BusinessWeek is running an article describing the leaps and bounds that FOSS made this year. As expected, four of the five points have to do with enterprise deployment and FOSS-friendly corporations rather than acceptance of the underlying principles. Little was made, for instance, of the ongoing patent war in America and especially in Europe, which continued waging threatens the existence of crucial projects like VLC/MPlayer.
As overjoyed as I am to see Sun open-sourcing most of their portfolio, and to see Red Hat prove to the world the profitability of the open-source business unit, I wonder when we will be able to show the world that you don’t need corporate backing to use or work with FOSS; that open source isn’t an isolated incident that occurs when a lucky project is taken under the wing of Mr. Moneybags.
In my mind, 2005 was a watershed year because Debian finally released Sarge. Because OpenOffice.org finally went to v2.0. Because Massachussetts decided they wouldn’t be beholden to a closed, proprietary document format. Because the EU (for now, at least) struck down tougher patent laws. Because IBM is handing SCO its own ass on a platter. Because Google is supporting open-source in a big way.

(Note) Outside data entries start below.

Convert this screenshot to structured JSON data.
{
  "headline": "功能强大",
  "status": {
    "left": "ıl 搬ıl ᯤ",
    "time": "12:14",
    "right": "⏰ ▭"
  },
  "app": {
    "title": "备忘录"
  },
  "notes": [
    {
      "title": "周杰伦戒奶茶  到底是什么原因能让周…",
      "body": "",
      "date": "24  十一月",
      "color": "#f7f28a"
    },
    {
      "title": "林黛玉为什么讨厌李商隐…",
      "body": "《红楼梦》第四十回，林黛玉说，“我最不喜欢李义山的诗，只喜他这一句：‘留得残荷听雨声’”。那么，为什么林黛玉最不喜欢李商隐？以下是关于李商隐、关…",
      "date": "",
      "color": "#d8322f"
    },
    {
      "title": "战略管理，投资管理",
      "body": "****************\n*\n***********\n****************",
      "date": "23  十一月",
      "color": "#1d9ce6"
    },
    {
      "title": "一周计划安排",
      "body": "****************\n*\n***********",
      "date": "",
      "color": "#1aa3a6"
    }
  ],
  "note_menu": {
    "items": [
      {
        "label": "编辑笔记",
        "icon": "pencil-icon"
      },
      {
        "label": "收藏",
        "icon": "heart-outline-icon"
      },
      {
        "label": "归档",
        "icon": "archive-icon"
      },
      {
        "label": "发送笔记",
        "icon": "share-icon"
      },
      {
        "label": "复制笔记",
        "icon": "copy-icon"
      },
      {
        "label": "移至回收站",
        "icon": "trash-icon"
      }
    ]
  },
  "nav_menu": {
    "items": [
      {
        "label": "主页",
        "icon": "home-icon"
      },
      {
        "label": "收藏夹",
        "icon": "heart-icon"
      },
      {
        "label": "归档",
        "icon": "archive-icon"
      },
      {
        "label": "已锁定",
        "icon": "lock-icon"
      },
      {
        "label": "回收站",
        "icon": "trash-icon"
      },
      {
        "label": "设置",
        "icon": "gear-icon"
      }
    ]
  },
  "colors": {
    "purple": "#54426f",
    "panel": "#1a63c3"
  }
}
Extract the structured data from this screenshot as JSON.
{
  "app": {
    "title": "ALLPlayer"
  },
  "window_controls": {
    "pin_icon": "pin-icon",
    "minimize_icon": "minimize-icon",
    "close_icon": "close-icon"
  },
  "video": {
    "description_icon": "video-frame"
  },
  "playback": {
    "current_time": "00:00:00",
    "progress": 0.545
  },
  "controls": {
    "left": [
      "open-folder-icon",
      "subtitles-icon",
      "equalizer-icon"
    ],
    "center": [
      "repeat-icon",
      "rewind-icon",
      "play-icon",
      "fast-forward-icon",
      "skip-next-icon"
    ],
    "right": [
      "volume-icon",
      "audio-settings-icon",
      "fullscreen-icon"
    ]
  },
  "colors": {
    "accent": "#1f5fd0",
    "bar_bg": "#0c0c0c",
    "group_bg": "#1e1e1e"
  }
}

What about all the open-source projects that get squashed by overly-litigious companies? So Red Hat is turning a profit. Where would it be if a much more powerful SCO-like company had sued it into the ground prior to its IPO in the mid-90s? Before we can see any unrestricted growth of these new FOSS companies, we have to rethink how we approach IP issues and just how important the fundamental principles of FOSS are to its continued existence on the home desktop or enterprise.